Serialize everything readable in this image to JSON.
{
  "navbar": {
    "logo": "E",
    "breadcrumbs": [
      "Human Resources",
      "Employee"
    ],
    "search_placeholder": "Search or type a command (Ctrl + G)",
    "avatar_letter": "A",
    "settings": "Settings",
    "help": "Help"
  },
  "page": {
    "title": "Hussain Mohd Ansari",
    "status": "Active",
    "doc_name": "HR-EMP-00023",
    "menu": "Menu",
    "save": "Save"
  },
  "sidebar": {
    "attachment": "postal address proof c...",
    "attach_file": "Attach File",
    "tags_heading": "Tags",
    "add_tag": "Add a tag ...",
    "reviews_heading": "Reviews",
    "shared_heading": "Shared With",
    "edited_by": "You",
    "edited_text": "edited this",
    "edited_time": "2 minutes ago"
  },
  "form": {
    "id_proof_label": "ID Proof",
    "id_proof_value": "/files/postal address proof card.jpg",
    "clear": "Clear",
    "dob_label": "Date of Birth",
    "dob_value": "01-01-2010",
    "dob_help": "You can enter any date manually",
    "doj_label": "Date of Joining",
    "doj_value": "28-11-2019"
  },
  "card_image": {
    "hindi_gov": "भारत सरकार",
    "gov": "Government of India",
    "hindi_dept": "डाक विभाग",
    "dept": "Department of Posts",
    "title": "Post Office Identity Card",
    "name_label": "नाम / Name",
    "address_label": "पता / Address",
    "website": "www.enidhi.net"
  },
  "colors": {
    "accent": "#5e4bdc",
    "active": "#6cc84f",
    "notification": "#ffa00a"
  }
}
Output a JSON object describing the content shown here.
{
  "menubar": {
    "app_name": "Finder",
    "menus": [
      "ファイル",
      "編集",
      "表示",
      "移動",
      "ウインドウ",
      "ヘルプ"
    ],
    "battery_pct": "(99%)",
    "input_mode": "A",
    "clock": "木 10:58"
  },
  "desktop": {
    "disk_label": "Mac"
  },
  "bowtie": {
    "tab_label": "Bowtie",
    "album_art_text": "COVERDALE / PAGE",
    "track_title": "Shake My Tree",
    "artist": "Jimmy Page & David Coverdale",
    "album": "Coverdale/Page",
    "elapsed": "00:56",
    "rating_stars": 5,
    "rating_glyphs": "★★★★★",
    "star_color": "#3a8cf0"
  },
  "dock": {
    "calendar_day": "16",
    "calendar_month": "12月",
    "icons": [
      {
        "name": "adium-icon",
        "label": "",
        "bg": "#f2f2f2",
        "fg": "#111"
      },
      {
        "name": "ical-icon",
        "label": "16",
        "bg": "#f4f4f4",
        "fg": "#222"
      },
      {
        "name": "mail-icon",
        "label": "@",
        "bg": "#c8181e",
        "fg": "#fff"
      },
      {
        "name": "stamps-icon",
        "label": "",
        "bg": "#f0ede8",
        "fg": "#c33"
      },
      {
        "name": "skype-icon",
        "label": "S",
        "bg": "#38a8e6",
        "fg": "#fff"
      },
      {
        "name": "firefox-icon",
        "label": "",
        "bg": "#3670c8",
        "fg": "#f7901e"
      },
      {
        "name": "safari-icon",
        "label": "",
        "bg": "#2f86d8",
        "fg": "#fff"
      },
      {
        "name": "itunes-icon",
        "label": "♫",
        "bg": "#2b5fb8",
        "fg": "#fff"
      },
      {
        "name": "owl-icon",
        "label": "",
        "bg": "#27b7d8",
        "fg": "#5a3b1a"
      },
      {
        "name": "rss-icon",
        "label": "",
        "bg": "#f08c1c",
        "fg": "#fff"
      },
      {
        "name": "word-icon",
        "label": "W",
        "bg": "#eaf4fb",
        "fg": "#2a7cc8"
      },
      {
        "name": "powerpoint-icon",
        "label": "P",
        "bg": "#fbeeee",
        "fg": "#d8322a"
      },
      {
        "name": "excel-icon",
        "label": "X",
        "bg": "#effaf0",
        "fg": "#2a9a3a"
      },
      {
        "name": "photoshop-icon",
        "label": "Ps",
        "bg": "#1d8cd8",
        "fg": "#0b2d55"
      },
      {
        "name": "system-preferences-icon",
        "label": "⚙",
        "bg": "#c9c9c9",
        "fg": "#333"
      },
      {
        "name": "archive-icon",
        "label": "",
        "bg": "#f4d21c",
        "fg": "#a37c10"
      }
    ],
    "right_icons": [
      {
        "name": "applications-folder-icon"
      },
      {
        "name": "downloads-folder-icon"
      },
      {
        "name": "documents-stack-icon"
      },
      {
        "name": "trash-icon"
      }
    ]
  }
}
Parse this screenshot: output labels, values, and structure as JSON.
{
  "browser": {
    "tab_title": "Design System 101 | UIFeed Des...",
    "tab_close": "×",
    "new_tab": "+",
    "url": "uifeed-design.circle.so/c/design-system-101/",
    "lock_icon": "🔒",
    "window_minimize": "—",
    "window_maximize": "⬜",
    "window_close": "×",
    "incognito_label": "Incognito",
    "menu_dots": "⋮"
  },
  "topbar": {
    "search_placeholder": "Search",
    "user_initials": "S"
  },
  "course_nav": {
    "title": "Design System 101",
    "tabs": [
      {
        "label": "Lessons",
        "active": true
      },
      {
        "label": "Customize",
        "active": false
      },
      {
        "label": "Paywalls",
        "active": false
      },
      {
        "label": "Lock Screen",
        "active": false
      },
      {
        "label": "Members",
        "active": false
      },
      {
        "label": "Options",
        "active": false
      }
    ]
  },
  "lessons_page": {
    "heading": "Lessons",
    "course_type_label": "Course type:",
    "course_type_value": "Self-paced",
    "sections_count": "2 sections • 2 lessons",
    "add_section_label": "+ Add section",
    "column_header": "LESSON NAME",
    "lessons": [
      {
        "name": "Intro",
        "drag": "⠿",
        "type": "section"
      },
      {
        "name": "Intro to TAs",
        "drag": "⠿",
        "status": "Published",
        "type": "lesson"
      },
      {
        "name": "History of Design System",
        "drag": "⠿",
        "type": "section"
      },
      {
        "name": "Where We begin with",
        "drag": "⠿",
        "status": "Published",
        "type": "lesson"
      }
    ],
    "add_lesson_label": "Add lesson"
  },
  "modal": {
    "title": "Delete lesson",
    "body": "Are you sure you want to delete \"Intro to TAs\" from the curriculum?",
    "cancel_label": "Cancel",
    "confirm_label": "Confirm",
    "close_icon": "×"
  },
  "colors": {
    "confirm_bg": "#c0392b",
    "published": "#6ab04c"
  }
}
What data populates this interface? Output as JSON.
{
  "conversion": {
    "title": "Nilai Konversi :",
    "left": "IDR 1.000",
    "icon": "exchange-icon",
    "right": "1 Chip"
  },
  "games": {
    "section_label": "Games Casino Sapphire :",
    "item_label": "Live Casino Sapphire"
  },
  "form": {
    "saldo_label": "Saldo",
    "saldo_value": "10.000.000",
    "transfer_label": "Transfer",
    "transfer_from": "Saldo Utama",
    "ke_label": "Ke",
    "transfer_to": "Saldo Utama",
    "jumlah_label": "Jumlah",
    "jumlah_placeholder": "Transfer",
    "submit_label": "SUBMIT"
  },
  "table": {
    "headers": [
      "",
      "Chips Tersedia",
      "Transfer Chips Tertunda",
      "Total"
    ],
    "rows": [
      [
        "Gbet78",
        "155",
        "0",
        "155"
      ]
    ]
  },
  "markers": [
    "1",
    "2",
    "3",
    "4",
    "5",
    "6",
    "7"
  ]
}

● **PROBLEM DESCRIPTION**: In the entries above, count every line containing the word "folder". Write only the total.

● **FINISHED EXERCISE**: 2